After that torturous day, I was not looking forward to the next. We’d be heading even further afield on a tour of local wineries. As it was a group outing, I feared having to make small talk with fellow tourists. However, I had underestimated the miraculous effects of mixing wine and cold medicine. By the second winery, I was cracking jokes with the other couples. At our last stop, a bucolic wonderland known as “Tangled Garden,” I even posed for some rather hilarious photos. I only partially remember doing this.

Paul Poses while Zonked on Cough Medicine at the Tangled Garden

Paul Poses while Zonked on Cough Medicine at the Tangled Garden

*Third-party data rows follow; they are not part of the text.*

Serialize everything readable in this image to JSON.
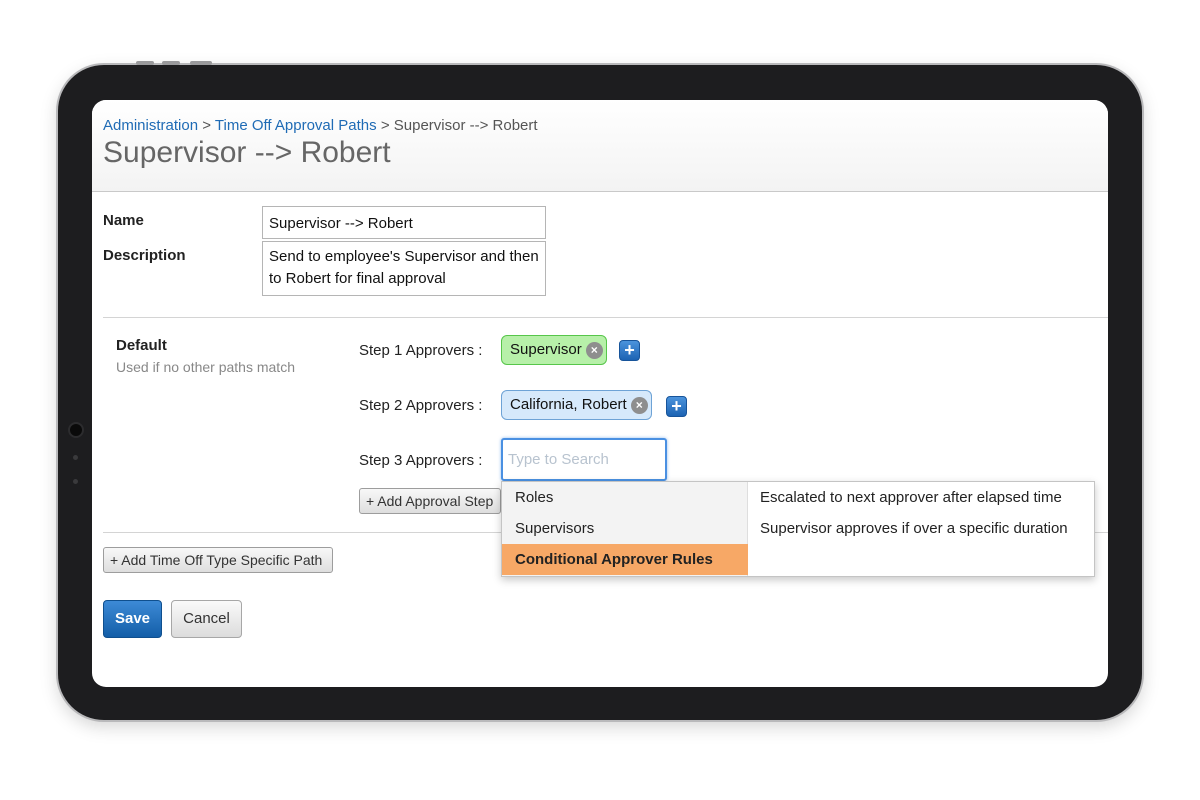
{
  "breadcrumb": {
    "items": [
      "Administration",
      "Time Off Approval Paths"
    ],
    "separator": ">",
    "current": "Supervisor --> Robert"
  },
  "page_title": "Supervisor --> Robert",
  "form": {
    "name_label": "Name",
    "name_value": "Supervisor --> Robert",
    "description_label": "Description",
    "description_value": "Send to employee's Supervisor and then to Robert for final approval"
  },
  "default_path": {
    "title": "Default",
    "subtitle": "Used if no other paths match"
  },
  "steps": [
    {
      "label": "Step 1 Approvers :",
      "chip": "Supervisor",
      "chip_color": "#b7f0a9"
    },
    {
      "label": "Step 2 Approvers :",
      "chip": "California, Robert",
      "chip_color": "#d6e9fb"
    },
    {
      "label": "Step 3 Approvers :",
      "placeholder": "Type to Search"
    }
  ],
  "add_step_label": "+ Add Approval Step",
  "add_path_label": "+ Add Time Off Type Specific Path",
  "dropdown": {
    "categories": [
      "Roles",
      "Supervisors",
      "Conditional Approver Rules"
    ],
    "active_category": "Conditional Approver Rules",
    "options": [
      "Escalated to next approver after elapsed time",
      "Supervisor approves if over a specific duration"
    ]
  },
  "actions": {
    "save": "Save",
    "cancel": "Cancel"
  },
  "icons": {
    "remove": "remove-chip-icon",
    "add": "plus-icon"
  },
  "colors": {
    "link": "#1f6bb5",
    "primary": "#1f6bb5",
    "highlight": "#f7a866"
  }
}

By the time we headed out for our end-of-trip dinner that night, I was hopeful the worst of the illness was finally behind me. Yet as we made our way through the tasting menu, the potent cocktail of wine and cold medicine began wearing off. Plus, there was a new symptom: An unpleasant rumbling in my middle that seemed to be saying, “You took much medication. You pushed yourself too hard. And now you will be punished.” We informed our waitress that we’d be skipping our final course and set off for an almost entirely uphill walk back to the hotel. What can I say, reader? I almost made it back with my dinner and my dignity in tact.

The Takeaway

Once we got back to New York, my voice was nearly non-existent and my throat was constantly on fire. I was in so much pain, I couldn’t even sleep. My doctor’s office called to see how my antibiotics were working. In response to my croaked explanation, they informed me that a Zpak is rarely effective for strep throat. I would need to be on a much stronger antibiotic immediately. It would be weeks before I felt anything close to normal.

When I think back on that trip, it’s like trying to remember a dream. Even amidst the worst of it, there were some moments that brought me joy. I remember — during that first rough day in the hotel — how every designer on HGTV seemed to be building a pergola. I’d never heard of these intriguing little garden structures before and for some reason found the word bizarrely amusing. Even as I struggled through our “Open Top Tour” day, Mr. Mutton Chops played a favorite local sea shanty called “Barrett’s Privateers”; I’ve loved it ever since.

Most importantly, what I remember is Justin’s kindness throughout. He didn’t know I was on the wrong antibiotics and getting sicker. He couldn’t feel how the cold medicine was providing so little relief while making me feel increasingly bonkers. But he listened patiently, held me through the shivers, and never complained that my illness was ruining his vacation. I don’t ascribe to the belief that some all-powerful being sends hard times to test us. But being down and out in Nova Scotia proved Justin was the travel buddy I’d always want by my side.

Wanna know when we publish more real slices of LGBTQ life? Sign up for MetroEspresso.

Last modified: April 29, 2019